Listed records:
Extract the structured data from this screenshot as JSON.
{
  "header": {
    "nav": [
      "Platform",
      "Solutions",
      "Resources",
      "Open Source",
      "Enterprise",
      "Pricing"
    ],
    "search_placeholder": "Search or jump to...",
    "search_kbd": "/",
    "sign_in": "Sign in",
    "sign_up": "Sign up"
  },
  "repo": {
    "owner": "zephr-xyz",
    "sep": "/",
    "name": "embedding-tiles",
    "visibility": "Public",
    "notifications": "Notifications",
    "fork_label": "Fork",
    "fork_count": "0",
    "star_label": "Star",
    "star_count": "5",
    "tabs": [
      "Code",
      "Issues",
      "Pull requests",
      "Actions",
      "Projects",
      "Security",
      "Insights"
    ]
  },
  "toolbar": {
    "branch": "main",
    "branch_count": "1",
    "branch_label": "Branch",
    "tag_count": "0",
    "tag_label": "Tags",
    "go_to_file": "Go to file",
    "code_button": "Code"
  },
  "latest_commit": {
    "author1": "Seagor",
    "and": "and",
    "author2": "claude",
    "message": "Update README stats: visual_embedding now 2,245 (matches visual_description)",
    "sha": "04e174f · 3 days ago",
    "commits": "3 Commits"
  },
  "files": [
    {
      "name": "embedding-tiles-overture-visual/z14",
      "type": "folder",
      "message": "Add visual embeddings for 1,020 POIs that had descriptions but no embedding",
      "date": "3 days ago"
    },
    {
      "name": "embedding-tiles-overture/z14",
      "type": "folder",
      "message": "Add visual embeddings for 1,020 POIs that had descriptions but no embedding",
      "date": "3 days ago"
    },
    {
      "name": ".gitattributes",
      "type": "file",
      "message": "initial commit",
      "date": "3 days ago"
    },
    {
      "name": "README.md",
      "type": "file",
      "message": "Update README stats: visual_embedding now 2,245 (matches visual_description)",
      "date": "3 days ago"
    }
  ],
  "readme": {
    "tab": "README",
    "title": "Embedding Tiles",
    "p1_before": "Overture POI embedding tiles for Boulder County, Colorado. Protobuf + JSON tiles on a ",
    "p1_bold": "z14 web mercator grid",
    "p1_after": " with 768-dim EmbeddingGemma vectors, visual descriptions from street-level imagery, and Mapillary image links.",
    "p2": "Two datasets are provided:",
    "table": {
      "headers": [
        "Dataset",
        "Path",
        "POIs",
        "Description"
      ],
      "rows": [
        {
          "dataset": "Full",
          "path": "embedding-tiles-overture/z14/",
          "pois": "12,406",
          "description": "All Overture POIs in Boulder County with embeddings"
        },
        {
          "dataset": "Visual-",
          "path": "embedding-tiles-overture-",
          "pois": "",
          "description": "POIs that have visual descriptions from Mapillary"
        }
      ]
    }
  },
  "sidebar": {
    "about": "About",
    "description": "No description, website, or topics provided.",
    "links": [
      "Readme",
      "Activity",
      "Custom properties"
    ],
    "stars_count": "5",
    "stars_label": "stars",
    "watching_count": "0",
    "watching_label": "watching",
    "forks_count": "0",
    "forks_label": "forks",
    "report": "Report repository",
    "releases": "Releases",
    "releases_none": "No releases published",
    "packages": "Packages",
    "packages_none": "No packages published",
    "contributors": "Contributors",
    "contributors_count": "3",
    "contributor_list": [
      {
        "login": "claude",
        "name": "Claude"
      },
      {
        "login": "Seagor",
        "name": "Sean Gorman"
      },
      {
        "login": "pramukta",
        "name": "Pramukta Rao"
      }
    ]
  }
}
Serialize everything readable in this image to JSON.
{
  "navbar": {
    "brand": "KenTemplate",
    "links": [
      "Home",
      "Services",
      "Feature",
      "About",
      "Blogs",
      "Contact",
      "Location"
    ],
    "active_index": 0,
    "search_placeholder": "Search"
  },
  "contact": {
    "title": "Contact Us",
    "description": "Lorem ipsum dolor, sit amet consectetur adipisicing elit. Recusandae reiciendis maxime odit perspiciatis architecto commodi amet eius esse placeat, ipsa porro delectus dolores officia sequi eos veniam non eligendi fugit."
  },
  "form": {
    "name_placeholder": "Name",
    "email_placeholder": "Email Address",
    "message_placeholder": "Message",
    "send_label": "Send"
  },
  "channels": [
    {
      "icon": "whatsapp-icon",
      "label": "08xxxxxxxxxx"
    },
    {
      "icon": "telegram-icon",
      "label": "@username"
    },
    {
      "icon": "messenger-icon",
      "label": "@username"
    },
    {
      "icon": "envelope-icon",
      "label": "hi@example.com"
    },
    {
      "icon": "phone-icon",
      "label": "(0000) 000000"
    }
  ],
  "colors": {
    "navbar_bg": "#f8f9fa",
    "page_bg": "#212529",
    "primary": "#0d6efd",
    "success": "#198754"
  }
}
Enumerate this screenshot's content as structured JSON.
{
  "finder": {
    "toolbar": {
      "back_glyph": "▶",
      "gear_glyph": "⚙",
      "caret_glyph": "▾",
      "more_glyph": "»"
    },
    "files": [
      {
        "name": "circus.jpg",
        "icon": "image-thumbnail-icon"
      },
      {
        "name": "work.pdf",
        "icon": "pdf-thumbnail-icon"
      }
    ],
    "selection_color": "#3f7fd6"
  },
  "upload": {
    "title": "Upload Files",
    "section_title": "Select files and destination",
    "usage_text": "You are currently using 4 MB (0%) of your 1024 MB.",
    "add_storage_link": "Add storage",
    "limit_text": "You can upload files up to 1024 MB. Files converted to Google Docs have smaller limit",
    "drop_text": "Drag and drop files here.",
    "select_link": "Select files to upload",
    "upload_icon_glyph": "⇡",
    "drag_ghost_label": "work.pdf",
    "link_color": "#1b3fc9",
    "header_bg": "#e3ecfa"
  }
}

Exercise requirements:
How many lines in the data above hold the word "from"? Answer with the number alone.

Exercise answer:
3